Dmitriev and Orwell

On Tuesday, 26 December, we were waiting for two reports: one about what happened that day at the Petrozavodsk City Court; the other, an account of a recent investigation into the new row over who is buried at Sandarmokh, and how they died.

An excerpt from a long interview with MARIA KARP on Radio Svoboda last Friday, concerning her major new biography of George Orwell (1903-1950), sets these issues in a broad context that embraces the last century as well as this.


As a board member of the Pushkin Club, Maria (Masha) Karp opened the recent London evening in support of Yury Dmitriev. In the following response concerning Orwell’s continuing relevance, she quotes the example of Dmitriev’s work and his present trial.

Karp, MP, in front of CW Orwell

Maria (Masha) Karp, 2017

“It seems to me that Orwell is very relevant today and, in a certain sense, one could even say that he is more relevant than some while ago when people thought that totalitarian regimes, such as Nazi Germany or the Soviet Union, had become no more than historical terms — that after 1989-1991 totalitarianism had vanished. Regrettably, as we see today, totalitarianism has not disappeared.

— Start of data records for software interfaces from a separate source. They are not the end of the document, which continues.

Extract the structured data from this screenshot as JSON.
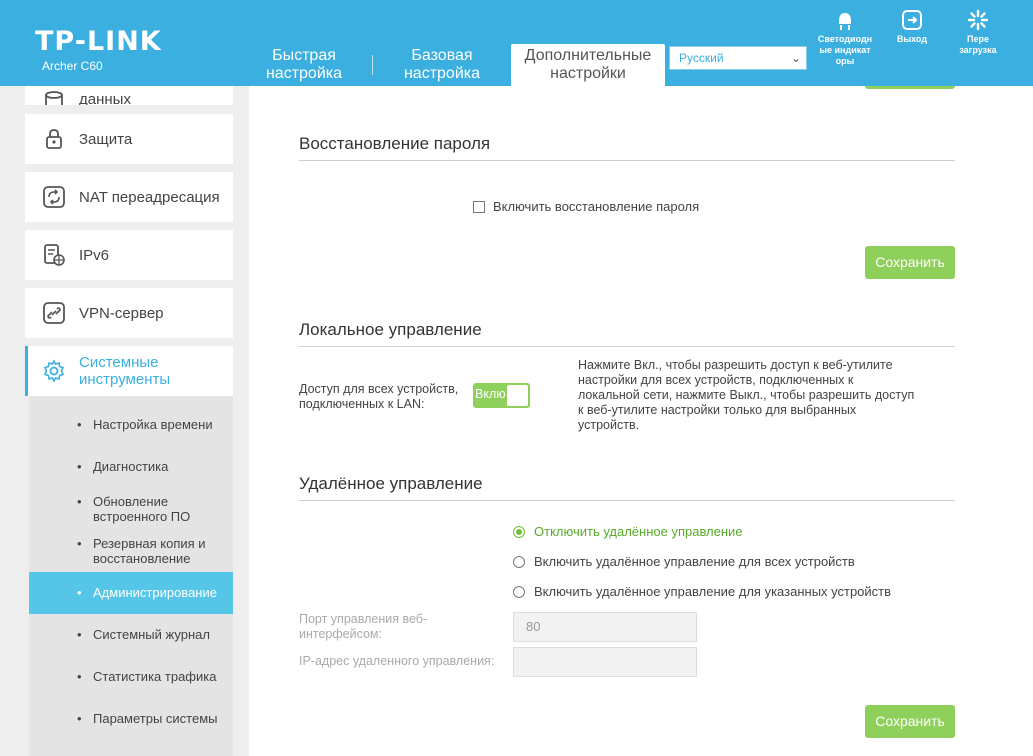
{
  "header": {
    "logo": "TP-LINK",
    "model": "Archer C60",
    "tabs": [
      {
        "label_line1": "Быстрая",
        "label_line2": "настройка"
      },
      {
        "label_line1": "Базовая",
        "label_line2": "настройка"
      },
      {
        "label_line1": "Дополнительные",
        "label_line2": "настройки"
      }
    ],
    "language": "Русский",
    "buttons": {
      "led_line1": "Светодиодн",
      "led_line2": "ые индикат",
      "led_line3": "оры",
      "logout": "Выход",
      "reboot_line1": "Пере",
      "reboot_line2": "загрузка"
    }
  },
  "sidebar": {
    "items": [
      {
        "label": "данных",
        "icon": "database-icon"
      },
      {
        "label": "Защита",
        "icon": "lock-icon"
      },
      {
        "label": "NAT переадресация",
        "icon": "nat-forwarding-icon"
      },
      {
        "label": "IPv6",
        "icon": "ipv6-icon"
      },
      {
        "label": "VPN-сервер",
        "icon": "vpn-icon"
      },
      {
        "label_line1": "Системные",
        "label_line2": "инструменты",
        "icon": "gear-icon"
      }
    ],
    "submenu": [
      {
        "label": "Настройка времени"
      },
      {
        "label": "Диагностика"
      },
      {
        "label_line1": "Обновление",
        "label_line2": "встроенного ПО"
      },
      {
        "label_line1": "Резервная копия и",
        "label_line2": "восстановление"
      },
      {
        "label": "Администрирование"
      },
      {
        "label": "Системный журнал"
      },
      {
        "label": "Статистика трафика"
      },
      {
        "label": "Параметры системы"
      }
    ]
  },
  "password_recovery": {
    "title": "Восстановление пароля",
    "checkbox_label": "Включить восстановление пароля",
    "checkbox_checked": false,
    "save": "Сохранить"
  },
  "local_management": {
    "title": "Локальное управление",
    "label_line1": "Доступ для всех устройств,",
    "label_line2": "подключенных к LAN:",
    "toggle_label": "Вклю",
    "toggle_on": true,
    "help_line1": "Нажмите Вкл., чтобы разрешить доступ к веб-утилите",
    "help_line2": "настройки для всех устройств, подключенных к",
    "help_line3": "локальной сети, нажмите Выкл., чтобы разрешить доступ",
    "help_line4": "к веб-утилите настройки только для выбранных",
    "help_line5": "устройств."
  },
  "remote_management": {
    "title": "Удалённое управление",
    "options": [
      {
        "label": "Отключить удалённое управление",
        "selected": true
      },
      {
        "label": "Включить удалённое управление для всех устройств",
        "selected": false
      },
      {
        "label": "Включить удалённое управление для указанных устройств",
        "selected": false
      }
    ],
    "port_label_line1": "Порт управления веб-",
    "port_label_line2": "интерфейсом:",
    "port_value": "80",
    "ip_label": "IP-адрес удаленного управления:",
    "ip_value": "",
    "save": "Сохранить"
  },
  "colors": {
    "header_blue": "#3aafe0",
    "save_green": "#8fcf5c",
    "submenu_active": "#55c5e8"
  }
}
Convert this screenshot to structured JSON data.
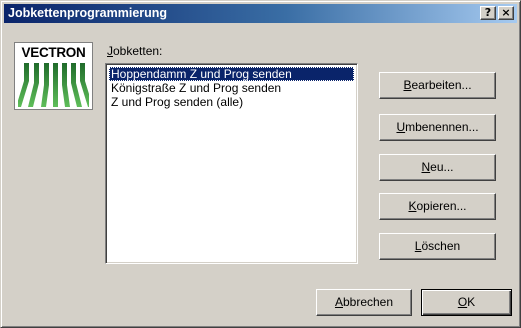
{
  "window": {
    "title": "Jobkettenprogrammierung",
    "help_button": "?",
    "close_button": "×"
  },
  "logo": {
    "text": "VECTRON",
    "icon": "vectron-logo-icon"
  },
  "joblist": {
    "label_mnemonic": "J",
    "label_rest": "obketten:",
    "items": [
      {
        "label": "Hoppendamm Z und Prog senden",
        "selected": true
      },
      {
        "label": "Königstraße Z und Prog senden",
        "selected": false
      },
      {
        "label": "Z und Prog senden (alle)",
        "selected": false
      }
    ]
  },
  "buttons": {
    "edit": {
      "mnemonic": "B",
      "rest": "earbeiten..."
    },
    "rename": {
      "mnemonic": "U",
      "rest": "mbenennen..."
    },
    "new": {
      "mnemonic": "N",
      "rest": "eu..."
    },
    "copy": {
      "mnemonic": "K",
      "rest": "opieren..."
    },
    "delete": {
      "mnemonic": "L",
      "rest": "öschen"
    },
    "cancel": {
      "mnemonic": "A",
      "rest": "bbrechen"
    },
    "ok": {
      "mnemonic": "O",
      "rest": "K"
    }
  },
  "colors": {
    "title_start": "#0a246a",
    "title_end": "#a6caf0",
    "selection": "#0a246a",
    "logo_green": "#2e8b3a"
  }
}
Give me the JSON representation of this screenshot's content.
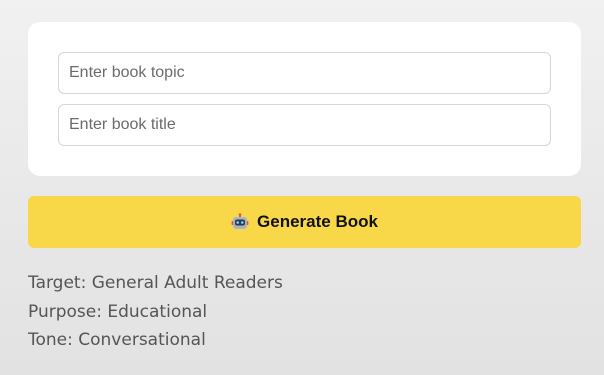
{
  "form": {
    "topic_placeholder": "Enter book topic",
    "topic_value": "",
    "title_placeholder": "Enter book title",
    "title_value": ""
  },
  "generate_button": {
    "label": "Generate Book",
    "icon": "robot-icon",
    "color": "#f8d849"
  },
  "info": {
    "target": "Target: General Adult Readers",
    "purpose": "Purpose: Educational",
    "tone": "Tone: Conversational"
  }
}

“In one of Orwell’s articles I came across an excellent definintion of such a system. ‘A country is considered to be totalitarian,’ he writes, ‘when it is governed by a one-party dictatorship which does not permit legal opposition and crushes freedom of speech and the Press,’ [CW, vol 18, p. 445]. In another place, he says that ‘The organized lying practiced by totalitarian states is not, as is sometimes claimed, a temporary expedient of the same nature as military deception. It is something integral to totalitarianism, something that would still continue even if concentration camps and secret police forces had ceased to be necessary,’ [CW, vol 17, p. 373].

George_Orwell_Place in_Barcelona

George Orwell Place, Barcelona

[…]  In recent years we have seen a growth of such totally mendacious propaganda in Russia. Furthermore (and this is another aspect of Orwell’s contemporary relevance),  the propaganda concerns not only the present but also the past since, in the classic formulation, he who controls the present, also controls the past; he who controls the present, controls the future. This is absolutely true of Russia today.

“We see how the Perm-36 Museum has been shut down and transformed into a museum that celebrates the prison guards and warders of the 1970s and 1980s. We see how at Sandarmokh, where the now imprisoned Yury Dmitriev found thousands executed during the Stalin period, the remains of Soviet POWs, allegedly shot by the Finns, are now being discovered (or so they say).

“Such Orwellian stories have been invented for the sole purpose of distorting what actually happened to the country in the past. And that’s without mentioning the rehabilitation of Ivan the Terrible, Stalin, and the Tsars Nicholas II and, most recently, Alexander III. Russian history has constantly been distorted of late, and this is no chance occurrence: it is, without doubt, one part of the revival of totalitarianism.”

Interview with Maria Karp, Radio Svoboda (in Russian), 22 December 2017